, Volume 351, Issue 2, pp 339–352

Intestinal proteases of free-living and parasitic astigmatid mites

  • Deborah C. Holt
  • Stewart T. G. Burgess
  • Simone L. Reynolds
  • Wajahat Mahmood
  • Katja Fischer
Review

DOI: 10.1007/s00441-012-1369-9

Cite this article as:
Holt, D.C., Burgess, S.T.G., Reynolds, S.L. et al. Cell Tissue Res (2013) 351: 339. doi:10.1007/s00441-012-1369-9

Abstract

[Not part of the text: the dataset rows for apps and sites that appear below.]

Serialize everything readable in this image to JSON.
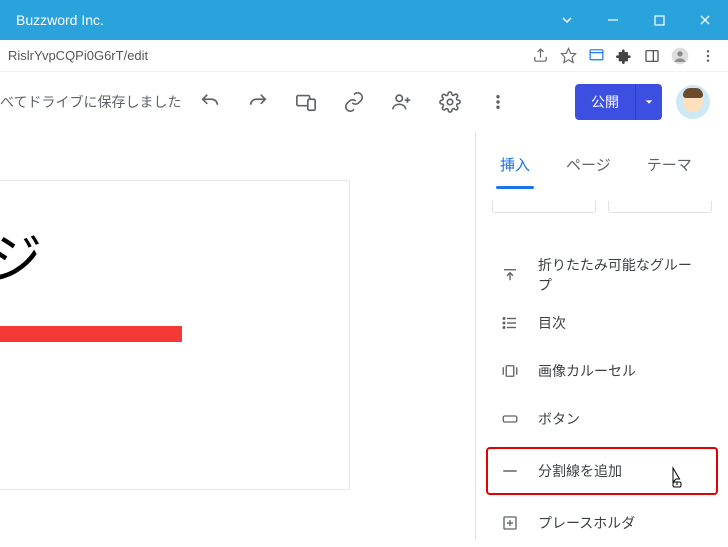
{
  "window": {
    "title": "Buzzword Inc."
  },
  "addressbar": {
    "url": "RislrYvpCQPi0G6rT/edit"
  },
  "toolbar": {
    "save_status": "べてドライブに保存しました",
    "publish_label": "公開"
  },
  "canvas": {
    "heading": "ジ"
  },
  "tabs": {
    "insert": "挿入",
    "page": "ページ",
    "theme": "テーマ"
  },
  "insert_items": {
    "collapsible": "折りたたみ可能なグループ",
    "toc": "目次",
    "carousel": "画像カルーセル",
    "button": "ボタン",
    "divider": "分割線を追加",
    "placeholder": "プレースホルダ"
  }
}
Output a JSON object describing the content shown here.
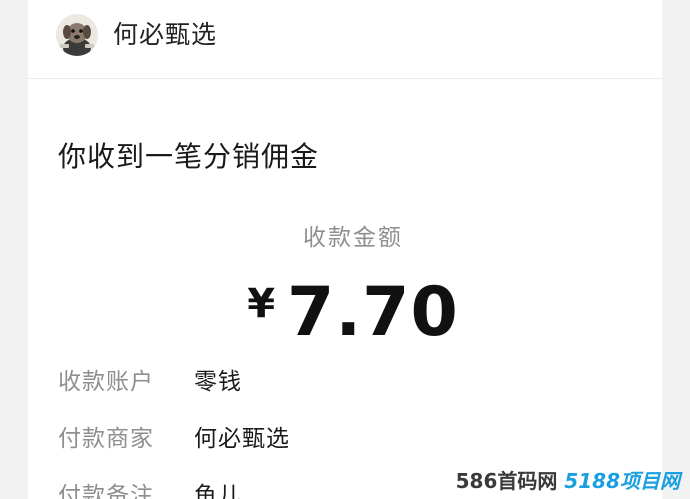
{
  "header": {
    "merchant_name": "何必甄选",
    "avatar_icon": "dog-avatar-icon"
  },
  "notice": {
    "title": "你收到一笔分销佣金"
  },
  "amount": {
    "label": "收款金额",
    "currency": "¥",
    "value": "7.70"
  },
  "details": [
    {
      "label": "收款账户",
      "value": "零钱"
    },
    {
      "label": "付款商家",
      "value": "何必甄选"
    },
    {
      "label": "付款备注",
      "value": "鱼儿"
    }
  ],
  "watermark": {
    "text": "586首码网",
    "accent": "5188项目网"
  }
}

Among arthropod pests, mites are responsible for considerable damage to crops, humans and other animals. However, detailed physiological data on these organisms remain sparse, mainly because of their small size but possibly also because of their extreme diversity. Focusing on intestinal proteases, we draw together information from three distinct mite species that all feed on skin but have separately adapted to a free-living, a strictly ecto-parasitic and a parasitic lifestyle. A wide range of studies involving immunohistology, molecular biology, X-ray crystallography and enzyme biochemistry of mite gut proteases suggests that these creatures have diverged considerably as house dust mites, sheep scab mites and scabies mites. Each species has evolved a particular variation of a presumably ancestral repertoire of digestive enzymes that have become specifically adapted to their individual environmental requirements.

Keywords

ProteaseSarcoptes scabieiPsoroptes ovisDermatophagoides pteronyssinus

Copyright information

© Springer-Verlag 2012

Authors and Affiliations

  • Deborah C. Holt
    • 1
  • Stewart T. G. Burgess
    • 2
  • Simone L. Reynolds
    • 3
    • 4
  • Wajahat Mahmood
    • 1
  • Katja Fischer
    • 3
  1. 1.Menzies School of Health ResearchCharles Darwin UniversityCasuarinaAustralia
  2. 2.Parasitology DivisionMoredun Research InstituteEdinburghScotland, UK
  3. 3.Infectious Diseases ProgramQueensland Institute of Medical Research, PO Royal Brisbane HospitalBrisbaneAustralia
  4. 4.School of Veterinary SciencesUniversity of QueenslandGattonAustralia